I have worked in four treatment centers over the last 28 years. I see a huge interplay between issues related to addiction and trauma. I believe that for some people their path to addiction came as a means to self-medicate pain. I also believe that there is a strong physiological component to addiction and it doesn't reflect weakness of will. I support 12-step recovery but also alternative self -help groups such as Refuge Recovery which has a Buddhist meditation component.

— Deborah Dettman, Clinical Social Worker in CHICAGO, IL

I am a Certified Sex Addiction Therapist Candidate (CSAT)

— Jamie Suarez, Licensed Mental Health Counselor in Knoxville, TN

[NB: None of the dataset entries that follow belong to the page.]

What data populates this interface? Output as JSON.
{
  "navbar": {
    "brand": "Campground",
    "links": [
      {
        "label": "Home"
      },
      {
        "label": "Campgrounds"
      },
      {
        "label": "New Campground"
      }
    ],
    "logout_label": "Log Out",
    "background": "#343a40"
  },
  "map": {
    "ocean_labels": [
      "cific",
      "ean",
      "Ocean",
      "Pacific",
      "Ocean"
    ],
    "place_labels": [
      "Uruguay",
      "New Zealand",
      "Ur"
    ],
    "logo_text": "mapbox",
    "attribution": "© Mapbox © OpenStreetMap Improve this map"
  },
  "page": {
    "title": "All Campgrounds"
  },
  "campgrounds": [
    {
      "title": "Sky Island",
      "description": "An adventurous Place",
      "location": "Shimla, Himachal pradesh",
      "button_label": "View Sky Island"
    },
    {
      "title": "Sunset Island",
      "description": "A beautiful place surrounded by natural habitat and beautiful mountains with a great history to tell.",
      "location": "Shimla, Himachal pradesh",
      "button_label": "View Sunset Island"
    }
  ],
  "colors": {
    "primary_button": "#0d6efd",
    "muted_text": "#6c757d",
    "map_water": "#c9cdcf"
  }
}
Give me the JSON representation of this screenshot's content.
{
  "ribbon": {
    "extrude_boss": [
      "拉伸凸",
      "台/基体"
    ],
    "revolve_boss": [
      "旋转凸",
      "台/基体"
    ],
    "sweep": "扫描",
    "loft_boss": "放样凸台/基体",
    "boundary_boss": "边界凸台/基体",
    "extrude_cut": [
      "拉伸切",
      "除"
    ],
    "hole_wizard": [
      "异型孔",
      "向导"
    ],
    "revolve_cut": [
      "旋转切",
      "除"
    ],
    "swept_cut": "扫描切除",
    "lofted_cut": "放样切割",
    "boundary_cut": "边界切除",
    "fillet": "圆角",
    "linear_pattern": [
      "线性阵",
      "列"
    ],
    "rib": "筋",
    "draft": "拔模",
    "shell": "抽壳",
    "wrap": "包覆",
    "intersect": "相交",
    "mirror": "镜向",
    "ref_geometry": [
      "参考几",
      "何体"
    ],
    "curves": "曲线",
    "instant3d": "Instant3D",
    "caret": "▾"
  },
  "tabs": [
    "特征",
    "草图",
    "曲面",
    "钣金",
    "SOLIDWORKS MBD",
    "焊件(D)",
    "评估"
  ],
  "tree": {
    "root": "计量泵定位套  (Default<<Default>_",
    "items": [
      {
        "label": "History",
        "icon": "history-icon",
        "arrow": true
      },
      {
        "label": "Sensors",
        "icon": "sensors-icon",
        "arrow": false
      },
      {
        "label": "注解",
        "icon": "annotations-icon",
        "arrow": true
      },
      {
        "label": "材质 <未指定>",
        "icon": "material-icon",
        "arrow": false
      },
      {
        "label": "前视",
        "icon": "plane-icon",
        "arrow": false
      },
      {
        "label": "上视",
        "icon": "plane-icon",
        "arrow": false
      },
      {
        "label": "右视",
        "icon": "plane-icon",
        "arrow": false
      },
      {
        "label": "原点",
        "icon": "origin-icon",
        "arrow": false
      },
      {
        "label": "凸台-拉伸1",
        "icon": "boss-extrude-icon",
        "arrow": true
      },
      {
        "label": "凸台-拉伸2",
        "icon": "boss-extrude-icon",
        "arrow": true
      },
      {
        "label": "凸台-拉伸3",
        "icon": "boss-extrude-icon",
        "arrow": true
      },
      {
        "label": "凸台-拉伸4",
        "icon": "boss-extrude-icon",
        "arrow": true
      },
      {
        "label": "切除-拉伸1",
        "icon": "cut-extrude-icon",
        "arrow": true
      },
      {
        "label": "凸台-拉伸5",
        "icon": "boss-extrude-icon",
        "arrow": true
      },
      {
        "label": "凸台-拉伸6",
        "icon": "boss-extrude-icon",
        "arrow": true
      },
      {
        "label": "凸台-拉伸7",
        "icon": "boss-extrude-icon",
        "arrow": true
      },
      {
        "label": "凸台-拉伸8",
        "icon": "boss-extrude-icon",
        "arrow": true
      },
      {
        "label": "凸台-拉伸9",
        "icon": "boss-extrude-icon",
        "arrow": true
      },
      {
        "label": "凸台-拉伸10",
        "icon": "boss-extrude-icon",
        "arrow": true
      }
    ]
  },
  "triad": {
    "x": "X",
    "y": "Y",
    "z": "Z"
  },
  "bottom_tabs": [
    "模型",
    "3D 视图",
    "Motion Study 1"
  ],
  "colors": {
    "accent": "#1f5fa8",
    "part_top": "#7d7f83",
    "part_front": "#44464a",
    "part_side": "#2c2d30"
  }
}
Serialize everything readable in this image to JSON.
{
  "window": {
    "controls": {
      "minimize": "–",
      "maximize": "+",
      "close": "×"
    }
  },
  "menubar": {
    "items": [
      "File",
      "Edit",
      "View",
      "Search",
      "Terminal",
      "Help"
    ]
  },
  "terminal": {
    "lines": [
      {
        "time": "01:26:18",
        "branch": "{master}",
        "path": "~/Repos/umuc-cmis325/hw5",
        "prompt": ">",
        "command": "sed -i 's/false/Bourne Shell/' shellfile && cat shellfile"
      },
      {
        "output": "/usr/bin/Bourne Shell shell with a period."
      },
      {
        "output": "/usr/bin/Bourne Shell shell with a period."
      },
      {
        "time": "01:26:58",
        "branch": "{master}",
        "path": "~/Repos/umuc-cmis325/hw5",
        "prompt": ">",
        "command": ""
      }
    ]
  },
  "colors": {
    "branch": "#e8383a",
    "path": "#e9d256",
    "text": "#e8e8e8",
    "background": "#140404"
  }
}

Addiction counseling focuses on the 4 "C"s of addiction which are: compulsion, cravings, consequence, and control. Sessions will focus on why the addiction happened and the motivations of the person affected. The goal is that once aware of their actions the gain is a better understanding of themselves which assists in promoting recovery.

— Stephen Ricco, Addictions Counselor

I leverage a person-centric approach with motivational interviewing, as well as I leverage advanced EMDR protocols (such as DeTUR and FSAP).

— Cub Larkin, Licensed Mental Health Counselor

I have worked for several years in inpatient, residential and outpatient settings counseling clients who struggle with addiction and need to build structure and stability in their lives around sobriety and healthy relationships. During the current pandemic, I have a special interest in helping these clients maintain treatment and offer a sliding scale and group therapy.

— Meira Greenfeld, Psychotherapist in Phoenix, AZ

I have worked with this populations for over 3 years in different settings. Harm reduction is the core of my work with clients but this is not the only method I use.

— Alex Gomez, Licensed Professional Counselor in Austin, TX

I have specific training around working with people struggling with addiction, specifically around alternatives to 12-step models.

— Crystal Nesfield, Counselor in Phoenix, AZ

Each person's road to recovery is a unique path. Some to abstinence while others are about reducing problem substances/behaviors. I have experience with all levels of substance use treatment and a working knowledge of self-help approaches including 12-step work.

— Michael Ator, Licensed Clinical Social Worker in Houston, TX